Fury over the acquittal — stoked by years of racial and economic inequality in the city — spilled over into the streets, resulting in five days of rioting in Los Angeles.
By MARK LANDLER and JODI RUDOREN
Secretary of State John Kerry’s path grew steeper as Israeli and Palestinian officials clashed over settlements and Avigdor Lieberman’s acquittal posed a new risk.
By ELISABETTA POVOLEDO
ROME — The implications for the American exchange student, who was accused of murdering her roommate in 2007, were unclear, particularly whether she could face extradition.
I should have flung at him a quittance for my foolish stepfather's debts, and then dismissed him.
A dictionary of Shakespeare's sexual puns and their significance - Google 圖書結果
Frankie Rubinstein - 1995 - Drama - 372 頁
Tim, ii290: 'no gift to him/ But breeds the giver a return exceeding/ All use of quittance'. The GIFT (of sex) given Timon by his sycophantic followers, ...
On May 26, 1868, the Senate impeachment trial of President Andrew Johnson ended with his acquittal as the Senate fell one vote short of the two-thirds majority required for conviction.
On Feb. 24, 1868, the United States House of Representatives impeached President Johnson following his attempted dismissal of Secretary of War Edwin M. Stanton; Johnson was later acquitted by the Senate.
Bill Clinton: impeachment trial ended in Senate acquittal (1999)
acquittal ━━ n. （無罪）放免; 返済; 遂行.
A servile self-seeker who attempts to win favor by flattering influential people.
[Latin sȳcophanta, informer, slanderer, from Greek sūkophantēs, informer, from sūkon phainein, to show a fig (probably originally said of denouncers of theft or exportation of figs) : sūkon, fig + phainein, to show.]sycophantic syc'o·phan'tic (-făn'tĭk) or syc'o·phan'ti·cal (-tĭ-kəl) adj.
sycophantically syc'o·phan'ti·cal·ly adv.
Literary usage of QuittanceBelow you will find example usage of this term as found in modern and/or classical literature:
1. A Glossary to the Works of William Shakespeare by Alexander Dyce (1902)
"133. quittance, a requital: Rendering faint quittance^ return of blows," ... 34; All use of quittance ("All the customary returns made in discharge of ..."
2. Roman Private Law in the Times of Cicero and of the Antonines by Henry John Roby (1902)
"An instance of a quittance on receipt of money (probably a loan) is given in ... As examples of a quittance or receipt may be taken those found in 1875 in a ..."
3. The Institutes of the Law of Nations: A Treatise of the Jural Relations of by James Lorimer (1884)

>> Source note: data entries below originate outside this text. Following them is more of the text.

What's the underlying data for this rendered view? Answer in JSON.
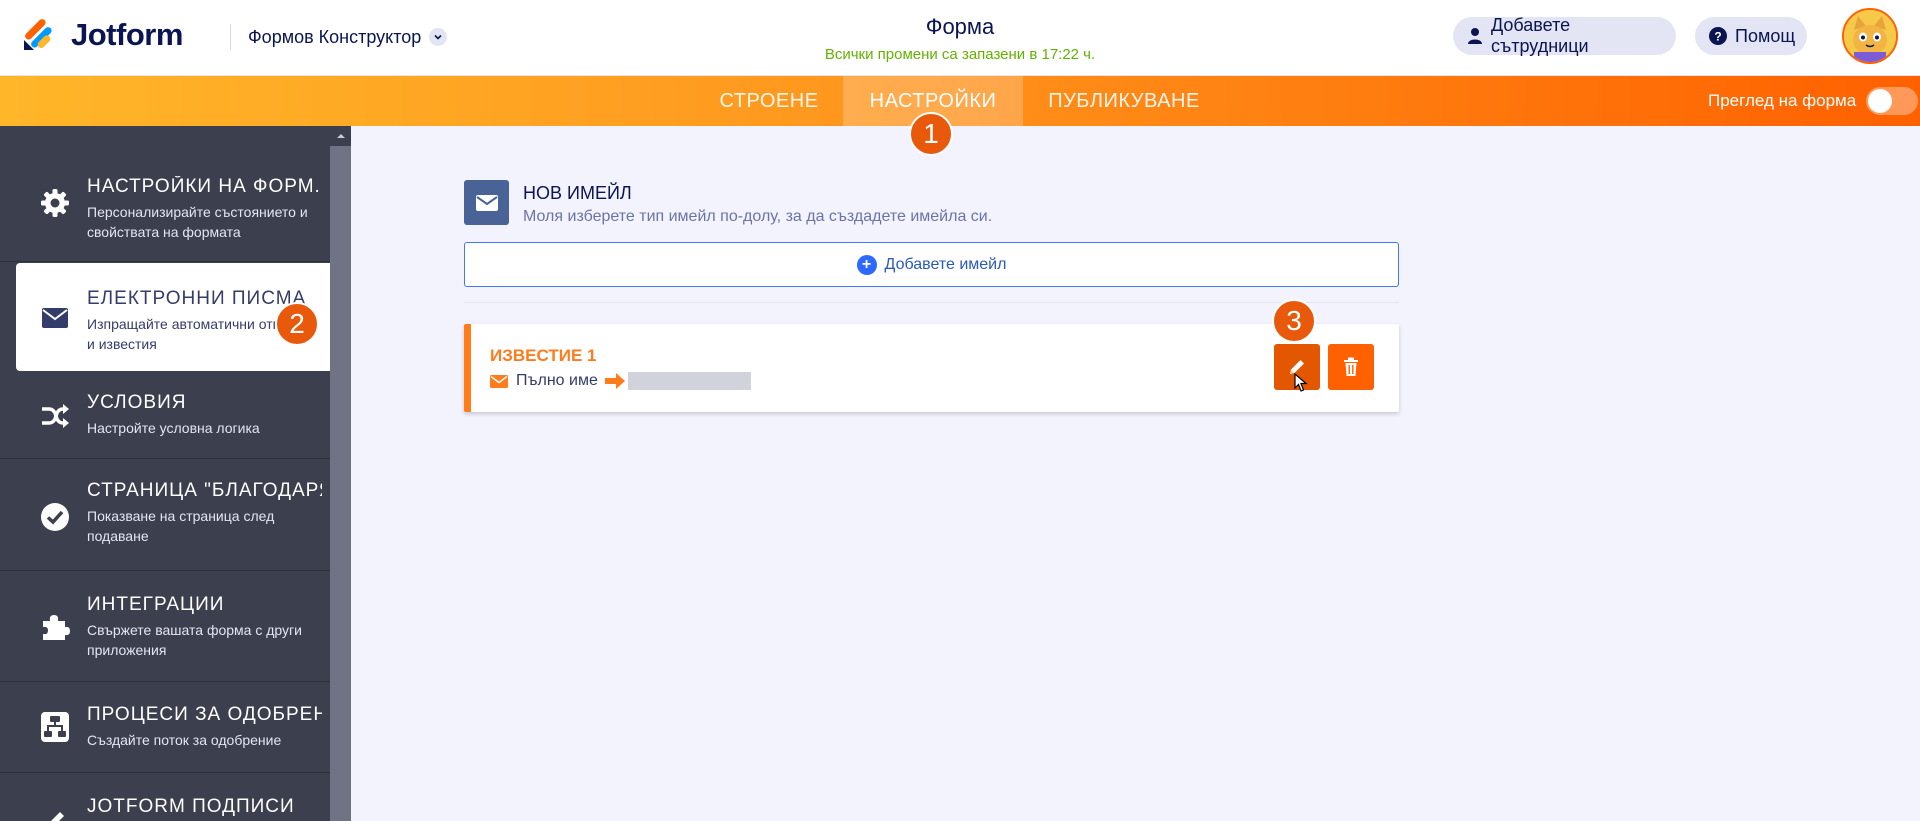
{
  "header": {
    "logo_text": "Jotform",
    "builder_label": "Формов Конструктор",
    "form_title": "Форма",
    "saved_status": "Всички промени са запазени в 17:22 ч.",
    "add_collaborators": "Добавете сътрудници",
    "help": "Помощ"
  },
  "nav": {
    "tabs": [
      {
        "label": "СТРОЕНЕ"
      },
      {
        "label": "НАСТРОЙКИ"
      },
      {
        "label": "ПУБЛИКУВАНЕ"
      }
    ],
    "preview_label": "Преглед на форма",
    "preview_enabled": false
  },
  "badges": [
    "1",
    "2",
    "3"
  ],
  "sidebar": {
    "items": [
      {
        "title": "НАСТРОЙКИ НА ФОРМ...",
        "desc": "Персонализирайте състоянието и свойствата на формата"
      },
      {
        "title": "ЕЛЕКТРОННИ ПИСМА",
        "desc": "Изпращайте автоматични отговори и известия"
      },
      {
        "title": "УСЛОВИЯ",
        "desc": "Настройте условна логика"
      },
      {
        "title": "СТРАНИЦА \"БЛАГОДАРЯ\"",
        "desc": "Показване на страница след подаване"
      },
      {
        "title": "ИНТЕГРАЦИИ",
        "desc": "Свържете вашата форма с други приложения"
      },
      {
        "title": "ПРОЦЕСИ ЗА ОДОБРЕН...",
        "desc": "Създайте поток за одобрение"
      },
      {
        "title": "JOTFORM ПОДПИСИ",
        "desc": ""
      }
    ]
  },
  "main": {
    "new_email_title": "НОВ ИМЕЙЛ",
    "new_email_desc": "Моля изберете тип имейл по-долу, за да създадете имейла си.",
    "add_email_button": "Добавете имейл",
    "notification": {
      "title": "ИЗВЕСТИЕ 1",
      "field_label": "Пълно име"
    }
  },
  "colors": {
    "accent_orange": "#ff6100",
    "sidebar_bg": "#3c3f4d",
    "link_blue": "#2e69ff",
    "saved_green": "#64b200"
  }
}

"A quittance d'usage is a document of debt somewhat resembling a bill which the ... Germany, for example, in granting a quittance d'usage to a French peasant ..."
4. The Imperial Gazetteer of India by Sir William Wilson Hunter (1885)
"There are tenants who have paid a quittance in money for their rents altogether; and there are tenants who pay at a lower rate than others in consideration ..."
Definition from Wiktionary, the free dictionaryquittance (plural quittances)
- a release or acquittal
- a discharge from a debt or obligation; a document that shows this discharge
- a recompense or reprisal
acquittal | into German | into Italian
a judgement or verdict that a person is not guilty of the crime with which they have been charged: the trial resulted in an acquittal [mass noun]:the women felt their chances of acquittal were poor
- ac • quit • tal
- acquittals (複数形)
1 無罪（宣告）, （無罪）放免, 釈放2 （義務・任務などの）免除, 解除.